I just returned from the College Art Association conference. It was at this confetence two years ago that I got my first indication that I had cancer. My dermatologist’s office called me wanting me to come in to the office as soon as I possibly could to discuss the growth removed the previous week. I’m not stupid. I knew what it meant.
Despite this, I was able to give my panel presentation. Functional denial is an incredibly powerful force.
Last year I was deep in the middle of the worst of the side effects. I was barely able to travel. And I was staying with K with whom things were strained and tensions high because of how bad shape I was in the last time I visited. I skipped nearly the whole conference, only showing up to moderate my panel. And i took cabs to and from, despite the fact that where i was staying was on the same subway line as the conference. I remember walking around the LA convention center baffled and exhausted — trying to find the room where we were supposed to speak.
This year was starkly different. I was only in for two days of the four day conference but I went to many panels and was actively engaged in the conversation. My presentation was full of energy. And I really felt good.

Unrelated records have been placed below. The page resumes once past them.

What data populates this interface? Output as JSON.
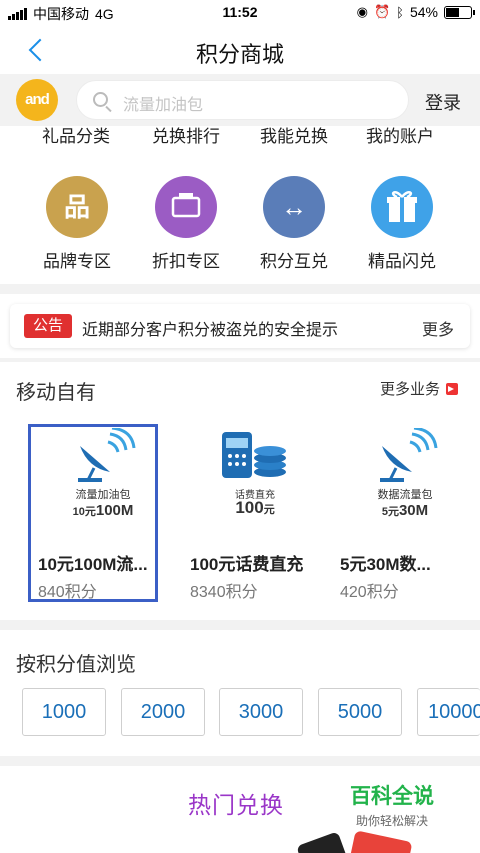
{
  "status_bar": {
    "carrier": "中国移动",
    "network": "4G",
    "time": "11:52",
    "battery_text": "54%",
    "battery_level": 0.54
  },
  "nav": {
    "title": "积分商城"
  },
  "search": {
    "placeholder": "流量加油包",
    "login_label": "登录",
    "logo_text": "and"
  },
  "top_menu": [
    "礼品分类",
    "兑换排行",
    "我能兑换",
    "我的账户"
  ],
  "categories": [
    {
      "label": "品牌专区",
      "color": "#c9a24e",
      "icon": "brand-icon"
    },
    {
      "label": "折扣专区",
      "color": "#9b5cc4",
      "icon": "discount-icon"
    },
    {
      "label": "积分互兑",
      "color": "#5a7db8",
      "icon": "exchange-icon"
    },
    {
      "label": "精品闪兑",
      "color": "#3fa2e8",
      "icon": "gift-icon"
    }
  ],
  "notice": {
    "tag": "公告",
    "text": "近期部分客户积分被盗兑的安全提示",
    "more": "更多"
  },
  "mobile_section": {
    "title": "移动自有",
    "more": "更多业务",
    "items": [
      {
        "caption": "流量加油包",
        "value_small": "10元",
        "value_big": "100M",
        "name": "10元100M流...",
        "points": "840积分"
      },
      {
        "caption": "话费直充",
        "value_small": "元",
        "value_big": "100",
        "name": "100元话费直充",
        "points": "8340积分"
      },
      {
        "caption": "数据流量包",
        "value_small": "5元",
        "value_big": "30M",
        "name": "5元30M数...",
        "points": "420积分"
      }
    ]
  },
  "browse": {
    "title": "按积分值浏览",
    "values": [
      "1000",
      "2000",
      "3000",
      "5000",
      "10000"
    ]
  },
  "hot": {
    "title": "热门兑换"
  },
  "watermark": {
    "main": "百科全说",
    "sub": "助你轻松解决"
  },
  "colors": {
    "accent": "#1a8fe8",
    "notice_tag": "#e03030",
    "hot_title": "#9a36c8",
    "selection": "#3b5fc6"
  }
}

I’m ten days from my official cancerversary of February 22nd. But in a way the conference is a premonition of my milestone, much like the first phone call during the conference was a harbinger of the turmoil and illness to follow.
I get my two-year scans on the 18th and I meet with my dermatologist on the 22nd exactly two years from when I was in his office and he broke the bad news to me. Two years is a really significant point in the timeline. My understanding is that most melanoma reoccurs at around 18 months. That is where the graph peaks. And it dips pretty agressively around 24 months. The curve never drops to zero, so the calculus means the area under the curve ends up adding up when you factor in a lifetime along the x-axis, but it is as close as it is going to get.

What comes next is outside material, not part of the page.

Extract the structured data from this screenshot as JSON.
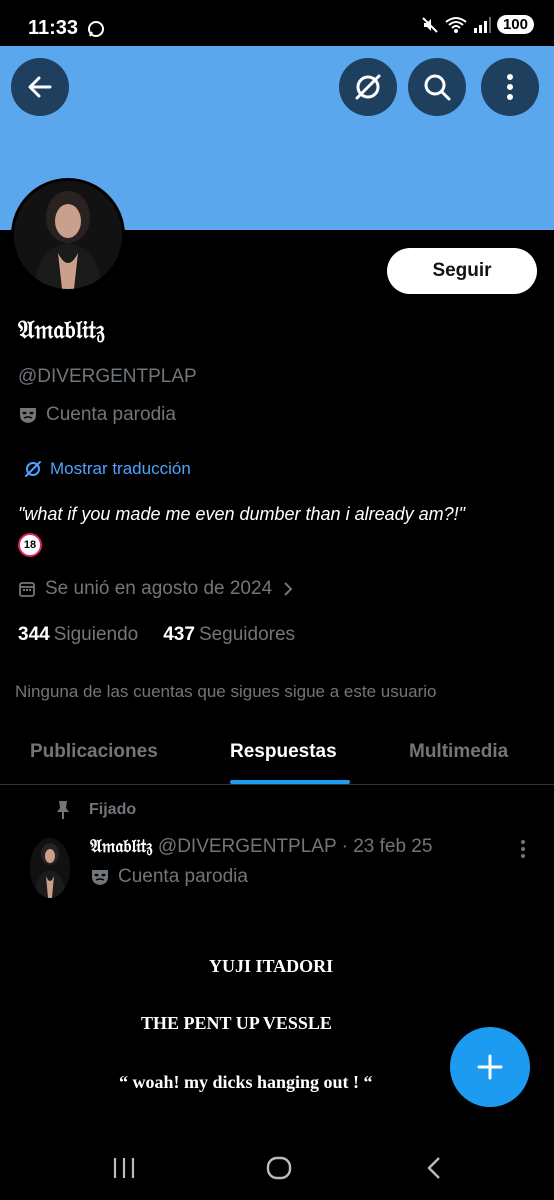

I am mostly excited and relieved, but a small part of me is waiting to exhale until after the results of the scans come back. I fully expect them to be negative, but then I was also sure that my sentinel lymph node biopsy would be negative: the odds were 85% that it would be negative and only a 15% chance that it would have made it to my lymph nodes. And yet it was there, 15% be damned.
So I’m getting ready to be hopeful, but I’m being cautious about letting my emotions move into that space yet. Even as i finish titrating off of Lexapro with my last 1/4 dose tomorrow, (leaving Klonopin as the only drug I am still on), even as I make it through this memory laden conference, I still have the scans. Then I can finish this transition and move into a new phase.